"I can't do that, I have a mortgage," she said almost like I was the clueless one.
To me this means you simply are living beyond your means.
If every Aussie put their credit card away this month and relied on paying by debit there would be much less financial heartache in 2019.
But retailers want you to splash cash like it's going out of fashion and the banks too want you to spend up big.
By racking up those hefty credit card bills and failing to pay them off at the end of the month you are making those "greedy" bank fat cats - as Commissioner Kenneth Hayne labelled them in the royal commission - richer.
Buy now pay later schemes are also disastrous if you cannot meet their strict repayment criteria
For as long as I remember I set up a separate bank account for Christmas and new year's spending, tipping in $30 a week automatically from my pay.
I'm now sitting on a nifty little pot of cash totalling $1560 that makes Christmas financially stress free.
It pays for an interstate getaway and allows me to successfully tick of my Christmas list.
Trust me, this is the best thing you can do.
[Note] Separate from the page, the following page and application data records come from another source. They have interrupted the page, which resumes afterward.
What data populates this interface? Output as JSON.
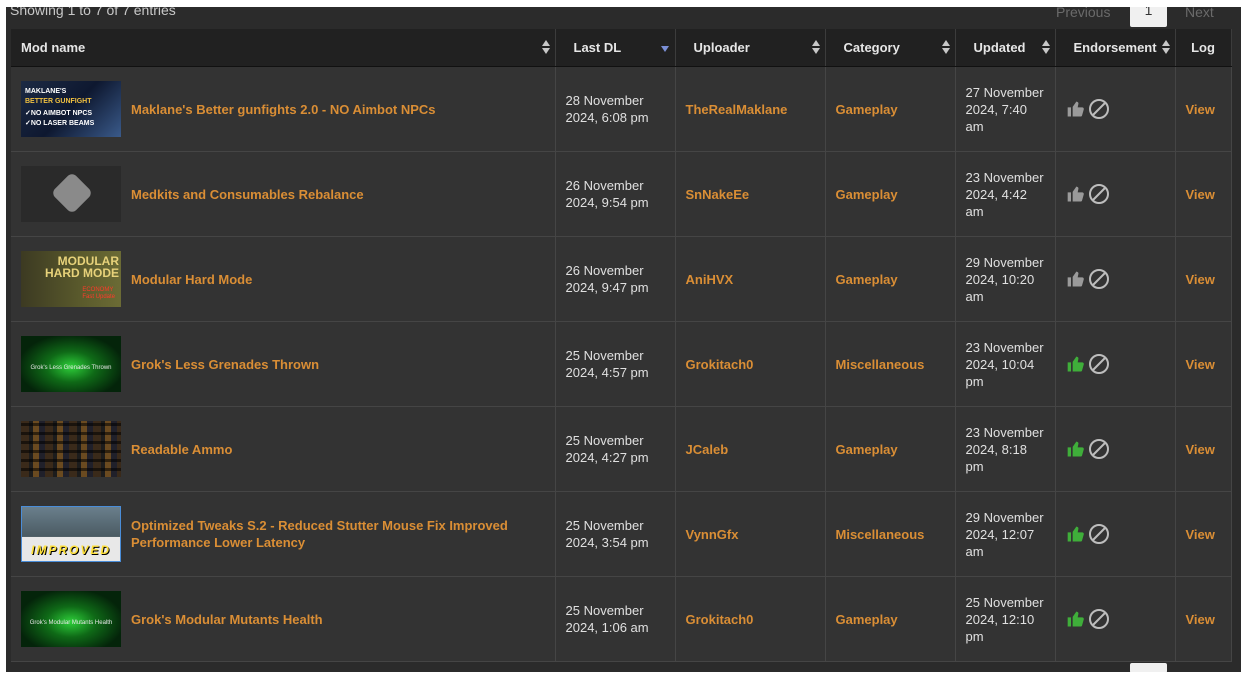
{
  "info_text": "Showing 1 to 7 of 7 entries",
  "pagination": {
    "previous": "Previous",
    "current": "1",
    "next": "Next"
  },
  "columns": [
    "Mod name",
    "Last DL",
    "Uploader",
    "Category",
    "Updated",
    "Endorsement",
    "Log"
  ],
  "thumb_text": {
    "t1": [
      "MAKLANE'S",
      "BETTER GUNFIGHT",
      "✓NO AIMBOT NPCS",
      "✓NO LASER BEAMS"
    ],
    "t3a": "MODULAR",
    "t3b": "HARD MODE",
    "t3c": "ECONOMY",
    "t3d": "Fast Update",
    "t4": "Grok's Less Grenades Thrown",
    "t6": "IMPROVED",
    "t7": "Grok's Modular Mutants Health"
  },
  "rows": [
    {
      "name": "Maklane's Better gunfights 2.0 - NO Aimbot NPCs",
      "last_dl": "28 November 2024, 6:08 pm",
      "uploader": "TheRealMaklane",
      "category": "Gameplay",
      "updated": "27 November 2024, 7:40 am",
      "endorsed": false,
      "log": "View"
    },
    {
      "name": "Medkits and Consumables Rebalance",
      "last_dl": "26 November 2024, 9:54 pm",
      "uploader": "SnNakeEe",
      "category": "Gameplay",
      "updated": "23 November 2024, 4:42 am",
      "endorsed": false,
      "log": "View"
    },
    {
      "name": "Modular Hard Mode",
      "last_dl": "26 November 2024, 9:47 pm",
      "uploader": "AniHVX",
      "category": "Gameplay",
      "updated": "29 November 2024, 10:20 am",
      "endorsed": false,
      "log": "View"
    },
    {
      "name": "Grok's Less Grenades Thrown",
      "last_dl": "25 November 2024, 4:57 pm",
      "uploader": "Grokitach0",
      "category": "Miscellaneous",
      "updated": "23 November 2024, 10:04 pm",
      "endorsed": true,
      "log": "View"
    },
    {
      "name": "Readable Ammo",
      "last_dl": "25 November 2024, 4:27 pm",
      "uploader": "JCaleb",
      "category": "Gameplay",
      "updated": "23 November 2024, 8:18 pm",
      "endorsed": true,
      "log": "View"
    },
    {
      "name": "Optimized Tweaks S.2 - Reduced Stutter Mouse Fix Improved Performance Lower Latency",
      "last_dl": "25 November 2024, 3:54 pm",
      "uploader": "VynnGfx",
      "category": "Miscellaneous",
      "updated": "29 November 2024, 12:07 am",
      "endorsed": true,
      "log": "View"
    },
    {
      "name": "Grok's Modular Mutants Health",
      "last_dl": "25 November 2024, 1:06 am",
      "uploader": "Grokitach0",
      "category": "Gameplay",
      "updated": "25 November 2024, 12:10 pm",
      "endorsed": true,
      "log": "View"
    }
  ],
  "colors": {
    "link": "#da8e35",
    "endorsed": "#3fae3a",
    "not_endorsed": "#9a9a9a",
    "header_bg": "#212121",
    "row_bg": "#333333"
  },
  "icons": {
    "endorse": "thumbs-up-icon",
    "abstain": "ban-icon"
  }
}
While it's probably a little too late to start an account for this Christmas, it's definitely a great time to start up one up for next Christmas.